Since the platform is built on revolutionary blockchain technology, we want to zoom in on some technical aspects. In this article, we’ll dive into a concept that is increasing in popularity: the token curated registry. We want to give you some insights into what this term means, and how we implemented it in DataBroker DAO.
There are a lot of great articles out there explaining the concept of a token curated registry (this one written by ConSensys’ Mike Goldin or this one covering the Delphi approach to name a few). What they all describe, is the following:
- it lists something;
- stakeholders of the system determine the appearance/sorting index/… on the list

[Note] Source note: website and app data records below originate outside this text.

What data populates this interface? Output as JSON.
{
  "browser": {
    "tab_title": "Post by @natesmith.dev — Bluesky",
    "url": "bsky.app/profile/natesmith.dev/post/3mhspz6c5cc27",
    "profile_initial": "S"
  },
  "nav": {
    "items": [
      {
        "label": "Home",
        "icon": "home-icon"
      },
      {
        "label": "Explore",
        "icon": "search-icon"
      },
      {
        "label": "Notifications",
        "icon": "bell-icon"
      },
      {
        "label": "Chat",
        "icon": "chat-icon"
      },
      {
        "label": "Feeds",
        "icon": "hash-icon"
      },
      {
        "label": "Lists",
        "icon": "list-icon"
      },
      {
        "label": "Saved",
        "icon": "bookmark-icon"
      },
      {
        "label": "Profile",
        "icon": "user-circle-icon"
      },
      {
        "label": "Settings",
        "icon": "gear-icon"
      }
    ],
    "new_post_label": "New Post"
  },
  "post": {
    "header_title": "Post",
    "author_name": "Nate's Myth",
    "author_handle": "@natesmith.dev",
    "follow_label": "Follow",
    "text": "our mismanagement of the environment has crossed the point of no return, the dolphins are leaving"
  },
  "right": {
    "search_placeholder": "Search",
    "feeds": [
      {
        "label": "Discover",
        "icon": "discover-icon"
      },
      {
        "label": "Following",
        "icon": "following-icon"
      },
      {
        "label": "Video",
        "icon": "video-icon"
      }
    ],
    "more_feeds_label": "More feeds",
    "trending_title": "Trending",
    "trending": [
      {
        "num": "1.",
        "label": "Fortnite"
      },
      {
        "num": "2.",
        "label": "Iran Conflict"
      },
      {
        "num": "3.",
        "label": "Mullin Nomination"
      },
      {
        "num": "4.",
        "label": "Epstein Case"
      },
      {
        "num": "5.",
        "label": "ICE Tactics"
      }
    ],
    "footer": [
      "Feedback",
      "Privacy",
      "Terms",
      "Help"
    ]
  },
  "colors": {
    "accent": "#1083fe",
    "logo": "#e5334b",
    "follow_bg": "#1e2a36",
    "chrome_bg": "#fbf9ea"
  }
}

In practice, a certain amount of tokens (a stake) has to be locked-up to enlist something in the registry. The higher the stake, the higher the guarantee that what you put in the registry is of sound quality. Some TCRs put in place a voting system. A certain amount of users needs to vote that the (potential) listing is sound before it appears publicly in the registry.
Others opt for a challenging system, that allows users to mark a listing as bad.
The DataBroker DAO way
For DataBroker DAO, we chose for the challenge approach. That way a sensor owners can add a new stream to the registry without having to wait for the minimum amount of stakeholders to approve it. At the same time, users are still granted the opportunity to remove bad content from the registry.
When a sensor owner wants to add new data to the marketplace, he will have to lock-up a certain amount in tokens (a stake) to be listed in the registry. If they want to, sensor owners can stake more DTX. This allows the listed streams/sets to appear more prominently in the listings (e.g., sorting, or additional badges in the interface). A higher listing improves the chances of the data being bought. At the same time increases the guarantees a buyer has that the data is of good quality and that it contains the advertised information.
A data buyer that is unhappy with the quality of data can challenge an entry in the registry by staking DTX tokens. The UI will mark this entry with a negative reputation score. In itself, it does not have any effect on selling of the data. Upon reaching a certain threshold of challenges, a DataBroker DAO administrator will check the data. Upon finding issues with the advertised data, its stake is distributed equally over all challengers and the DataBroker DAO platform wallet, and the entry is removed from the registry. If the data is deemed sound, the tokens that were staked by the challenger(s) get distributed to the data seller and the platform. This gives data sellers an incentive to maintain a good standing and to deliver data as advertised.
Data buyers are encouraged to report bad data to recoup the lost funds, and discouraged from reporting false challenges. The seller can reduce lost funds due to unfair bad reputation. The DataBroker DAO platform and its administrators are encouraged to handle these disputes quickly and efficiently and are rewarded for their time and effort.
Since DataBroker DAO is an opensource project, the distributed API can be found on GitHub. For the scope of this article, we’ll zoom in on some parts of the Solidity smart contracts we wrote to power the DataBroker DAO token curated registry.
We expect the amount of DTX tokens to be locked-up as stakeAmount , the price in DTX tokens as price and an IPFS-hash metadata for different extra properties we want to attribute to our listings.
After some checks and transfering the stake to the TCR contract to be locked up, we call a factory ListingFactory.sol that will create the actual listing for us.
We chose to create a separate listing contract to give us more flexibility later, because we want to add purchase subcontracts on these listing contracts. When the listing is created, we call another method on the TCR contract to actually add the listing to the TCR.
Raising a challenge
Check it out
You can check out our new discovery interface at https://dapp.databrokerdao.com/.
The DataBroker DAO Main token sale is open until June 30th. To contribute please read the following guide.
Any questions, opportunities or partnership requests are welcome on any of these channels: